By Kelsey Blackwell
Many of us are familiar with the feeling- you and your cast are putting your everything into a performance. Every bit of energy you have is thrust onto the stage. You’re trying so hard to connect…but the audience would just as well be a field of crickets. Maybe it’s out of respect, maybe it’s out of boredom, or maybe you’re in the unfortunate position of being cast in a terrible show. In any case, the audience is unresponsive, and that lack of feedback makes it impossible to tell if you are accomplishing your goals on the stage.
This is one of the most difficult parts of being an actor. When audiences are dead, it takes much more energy for performers to pull together a lively show. The energy must come soley from the performers. When they throw it out to the audience, it is not received. When energy is not received, it simply dies away. In this case, the people on the stage are doing all of the work. This kind of production is exhausting and imbalanced.
Audiences full of theatre students and professionals, however, are notorious for being exceptionally responsive for plays and musicals. Actors do not have to force their energy. The audience is no longer a place where energy goes to die. Instead, the energy is caught and thrown back and forth between the actors and the audience.
This is the kind of audience that actors cross their fingers for, but it is not necessarily the best audience.
In the case of KCACTF Region 4, audiences were both devotedly responsive and horribly disrespectful. They laughed like hyenas, and gasped like children at every cue. During Amelia Earhart half of the audience clapped wildly while the other half dozed off. During She Stoops to Conquer, the chorus of laughter was constant, but iphones flooded up the house like a light show. During Race: A Play audience members got up in the middle of the show and left.

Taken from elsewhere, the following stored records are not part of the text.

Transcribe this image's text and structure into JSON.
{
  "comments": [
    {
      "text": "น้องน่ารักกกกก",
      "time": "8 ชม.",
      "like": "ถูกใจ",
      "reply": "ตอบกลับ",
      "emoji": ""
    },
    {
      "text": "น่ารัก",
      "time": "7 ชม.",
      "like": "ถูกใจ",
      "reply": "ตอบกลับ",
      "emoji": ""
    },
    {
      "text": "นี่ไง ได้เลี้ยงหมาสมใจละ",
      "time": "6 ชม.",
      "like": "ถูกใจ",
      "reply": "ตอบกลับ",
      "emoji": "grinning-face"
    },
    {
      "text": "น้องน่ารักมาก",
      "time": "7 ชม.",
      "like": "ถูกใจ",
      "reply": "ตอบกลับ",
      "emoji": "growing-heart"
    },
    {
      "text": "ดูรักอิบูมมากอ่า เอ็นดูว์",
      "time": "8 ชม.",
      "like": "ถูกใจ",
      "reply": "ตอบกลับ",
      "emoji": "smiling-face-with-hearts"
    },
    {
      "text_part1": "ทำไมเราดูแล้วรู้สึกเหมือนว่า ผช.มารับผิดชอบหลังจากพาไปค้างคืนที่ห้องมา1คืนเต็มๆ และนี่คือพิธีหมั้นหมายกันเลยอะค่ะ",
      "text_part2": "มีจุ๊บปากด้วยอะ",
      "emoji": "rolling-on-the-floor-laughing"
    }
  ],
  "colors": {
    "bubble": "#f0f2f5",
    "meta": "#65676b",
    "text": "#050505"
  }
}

You would think of all people, theatre folks would not be the ones to show this kind of blatant disregard for performance artists. It’s worse than the field of crickets from theatre lay people, because this audience is aware of all of the work that goes into a show.
Are Theatre People Really the Best Audience?
The answer is simple:
Theatrical audiences are the best because they understand what it is like to perform the stage. They know how difficult it is to give their all to an unresponsive audience. They respond with claps and laughs in the appropriate places- even when the feedback isn’t necessarily deserved.
Theatrical audiences are the worst, at least in the case of this theatre conference, because they are quick to judge. Those who already have a knowledge of the process seem to decide early on if the show they are watching is worth respecting. As a result, those who enjoy the performance are at stark attention, while others feel they have the clearance to outwardly disrespect it.
The beautiful part about theatre as an art is that anyone can connect to it.
That’s why I say that the absolute best audience would be a hybrid between the theatre people, lay people, and those with good home training. IF you ever find this audience, be aware that you are experiencing a miracle…comparable to finding a unicorn.
Whether your audience is a field crickets, hyenas, or unicorns, remember it is still your job to accept them for who they are and give your best performance every time. It will make you all the better.